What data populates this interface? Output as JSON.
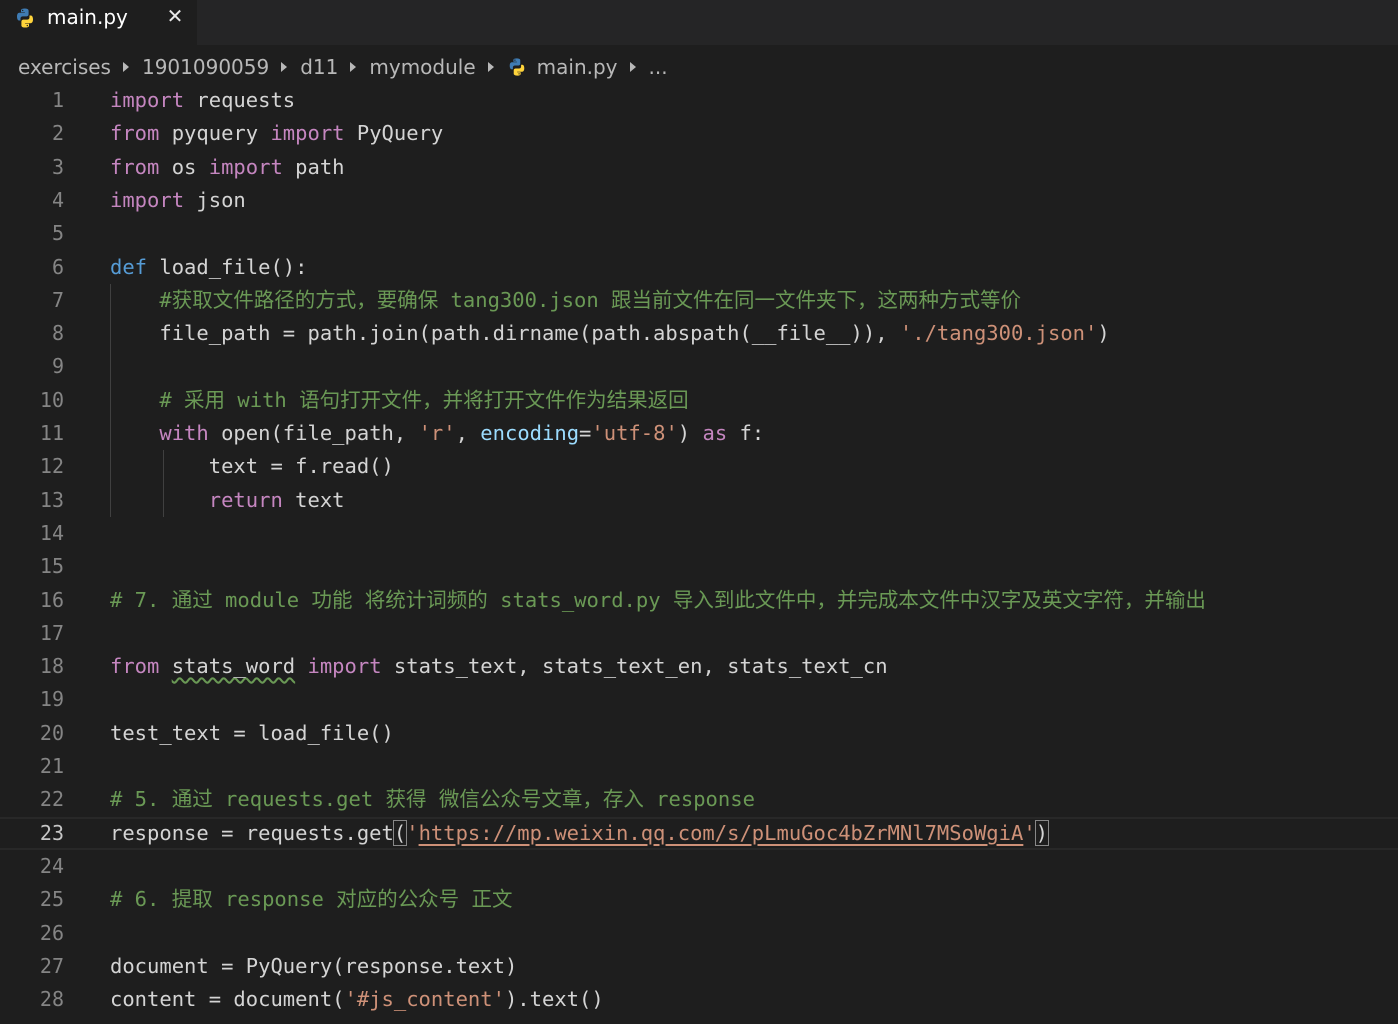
{
  "tab": {
    "icon": "python-icon",
    "label": "main.py",
    "close_glyph": "✕"
  },
  "breadcrumb": {
    "items": [
      "exercises",
      "1901090059",
      "d11",
      "mymodule"
    ],
    "file_icon": "python-icon",
    "file": "main.py",
    "more": "..."
  },
  "editor": {
    "current_line": 23,
    "lines": [
      {
        "n": "1",
        "tokens": [
          {
            "t": "import",
            "c": "kw"
          },
          {
            "t": " requests",
            "c": "pl"
          }
        ]
      },
      {
        "n": "2",
        "tokens": [
          {
            "t": "from",
            "c": "kw"
          },
          {
            "t": " pyquery ",
            "c": "pl"
          },
          {
            "t": "import",
            "c": "kw"
          },
          {
            "t": " PyQuery",
            "c": "pl"
          }
        ]
      },
      {
        "n": "3",
        "tokens": [
          {
            "t": "from",
            "c": "kw"
          },
          {
            "t": " os ",
            "c": "pl"
          },
          {
            "t": "import",
            "c": "kw"
          },
          {
            "t": " path",
            "c": "pl"
          }
        ]
      },
      {
        "n": "4",
        "tokens": [
          {
            "t": "import",
            "c": "kw"
          },
          {
            "t": " json",
            "c": "pl"
          }
        ]
      },
      {
        "n": "5",
        "tokens": []
      },
      {
        "n": "6",
        "tokens": [
          {
            "t": "def",
            "c": "def"
          },
          {
            "t": " load_file():",
            "c": "pl"
          }
        ]
      },
      {
        "n": "7",
        "tokens": [
          {
            "t": "    #获取文件路径的方式，要确保 tang300.json 跟当前文件在同一文件夹下，这两种方式等价",
            "c": "cm"
          }
        ]
      },
      {
        "n": "8",
        "tokens": [
          {
            "t": "    file_path = path.join(path.dirname(path.abspath(__file__)), ",
            "c": "pl"
          },
          {
            "t": "'./tang300.json'",
            "c": "str"
          },
          {
            "t": ")",
            "c": "pl"
          }
        ]
      },
      {
        "n": "9",
        "tokens": []
      },
      {
        "n": "10",
        "tokens": [
          {
            "t": "    # 采用 with 语句打开文件，并将打开文件作为结果返回",
            "c": "cm"
          }
        ]
      },
      {
        "n": "11",
        "tokens": [
          {
            "t": "    ",
            "c": "pl"
          },
          {
            "t": "with",
            "c": "kw"
          },
          {
            "t": " open(file_path, ",
            "c": "pl"
          },
          {
            "t": "'r'",
            "c": "str"
          },
          {
            "t": ", ",
            "c": "pl"
          },
          {
            "t": "encoding",
            "c": "var"
          },
          {
            "t": "=",
            "c": "pl"
          },
          {
            "t": "'utf-8'",
            "c": "str"
          },
          {
            "t": ") ",
            "c": "pl"
          },
          {
            "t": "as",
            "c": "kw"
          },
          {
            "t": " f:",
            "c": "pl"
          }
        ]
      },
      {
        "n": "12",
        "tokens": [
          {
            "t": "        text = f.read()",
            "c": "pl"
          }
        ]
      },
      {
        "n": "13",
        "tokens": [
          {
            "t": "        ",
            "c": "pl"
          },
          {
            "t": "return",
            "c": "kw"
          },
          {
            "t": " text",
            "c": "pl"
          }
        ]
      },
      {
        "n": "14",
        "tokens": []
      },
      {
        "n": "15",
        "tokens": []
      },
      {
        "n": "16",
        "tokens": [
          {
            "t": "# 7. 通过 module 功能 将统计词频的 stats_word.py 导入到此文件中，并完成本文件中汉字及英文字符，并输出",
            "c": "cm"
          }
        ]
      },
      {
        "n": "17",
        "tokens": []
      },
      {
        "n": "18",
        "tokens": [
          {
            "t": "from",
            "c": "kw"
          },
          {
            "t": " ",
            "c": "pl"
          },
          {
            "t": "stats_word",
            "c": "pl",
            "deco": "squig"
          },
          {
            "t": " ",
            "c": "pl"
          },
          {
            "t": "import",
            "c": "kw"
          },
          {
            "t": " stats_text, stats_text_en, stats_text_cn",
            "c": "pl"
          }
        ]
      },
      {
        "n": "19",
        "tokens": []
      },
      {
        "n": "20",
        "tokens": [
          {
            "t": "test_text = load_file()",
            "c": "pl"
          }
        ]
      },
      {
        "n": "21",
        "tokens": []
      },
      {
        "n": "22",
        "tokens": [
          {
            "t": "# 5. 通过 requests.get 获得 微信公众号文章，存入 response",
            "c": "cm"
          }
        ]
      },
      {
        "n": "23",
        "tokens": [
          {
            "t": "response = requests.get",
            "c": "pl"
          },
          {
            "t": "(",
            "c": "pl",
            "deco": "bracket-box"
          },
          {
            "t": "'",
            "c": "str"
          },
          {
            "t": "https://mp.weixin.qq.com/s/pLmuGoc4bZrMNl7MSoWgiA",
            "c": "str",
            "deco": "link-u"
          },
          {
            "t": "'",
            "c": "str"
          },
          {
            "t": ")",
            "c": "pl",
            "deco": "bracket-box"
          }
        ]
      },
      {
        "n": "24",
        "tokens": []
      },
      {
        "n": "25",
        "tokens": [
          {
            "t": "# 6. 提取 response 对应的公众号 正文",
            "c": "cm"
          }
        ]
      },
      {
        "n": "26",
        "tokens": []
      },
      {
        "n": "27",
        "tokens": [
          {
            "t": "document = PyQuery(response.text)",
            "c": "pl"
          }
        ]
      },
      {
        "n": "28",
        "tokens": [
          {
            "t": "content = document(",
            "c": "pl"
          },
          {
            "t": "'#js_content'",
            "c": "str"
          },
          {
            "t": ").text()",
            "c": "pl"
          }
        ]
      }
    ]
  },
  "colors": {
    "background": "#1e1e1e",
    "keyword": "#c586c0",
    "def_keyword": "#569cd6",
    "string": "#ce9178",
    "comment": "#6a9955",
    "parameter": "#9cdcfe",
    "plain": "#d4d4d4",
    "python_blue": "#3f7cb4",
    "python_yellow": "#ffd43b"
  }
}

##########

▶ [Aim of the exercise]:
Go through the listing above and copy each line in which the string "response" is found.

▶ [Answer box]:
            "t": "# 5. 通过 requests.get 获得 微信公众号文章，存入 response",
            "t": "response = requests.get",
            "t": "# 6. 提取 response 对应的公众号 正文",
            "t": "document = PyQuery(response.text)",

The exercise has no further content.